## EXERCISE AIM
The answer should be each line of the records that contains the word "Rika"; please copy them all.

§

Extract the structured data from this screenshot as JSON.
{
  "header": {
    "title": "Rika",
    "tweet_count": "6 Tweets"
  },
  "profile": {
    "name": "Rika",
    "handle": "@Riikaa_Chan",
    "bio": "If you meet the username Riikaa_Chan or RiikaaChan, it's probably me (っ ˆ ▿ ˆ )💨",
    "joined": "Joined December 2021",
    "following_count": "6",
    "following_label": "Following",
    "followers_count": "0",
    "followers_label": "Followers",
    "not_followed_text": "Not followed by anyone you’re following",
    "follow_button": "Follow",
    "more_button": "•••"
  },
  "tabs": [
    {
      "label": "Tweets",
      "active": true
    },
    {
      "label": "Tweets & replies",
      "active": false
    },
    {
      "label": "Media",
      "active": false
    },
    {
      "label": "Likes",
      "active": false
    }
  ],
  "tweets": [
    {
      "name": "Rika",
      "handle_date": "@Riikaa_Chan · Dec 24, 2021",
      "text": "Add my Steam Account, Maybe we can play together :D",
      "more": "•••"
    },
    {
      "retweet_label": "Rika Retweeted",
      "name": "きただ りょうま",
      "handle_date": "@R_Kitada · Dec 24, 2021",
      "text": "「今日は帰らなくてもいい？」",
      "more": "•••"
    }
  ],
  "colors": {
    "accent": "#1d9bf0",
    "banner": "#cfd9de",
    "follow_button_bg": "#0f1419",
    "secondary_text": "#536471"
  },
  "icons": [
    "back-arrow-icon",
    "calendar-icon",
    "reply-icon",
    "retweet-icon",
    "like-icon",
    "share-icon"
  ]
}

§

## SOLUTION TO THE EXERCISE
    "title": "Rika",
    "name": "Rika",
      "name": "Rika",
      "retweet_label": "Rika Retweeted",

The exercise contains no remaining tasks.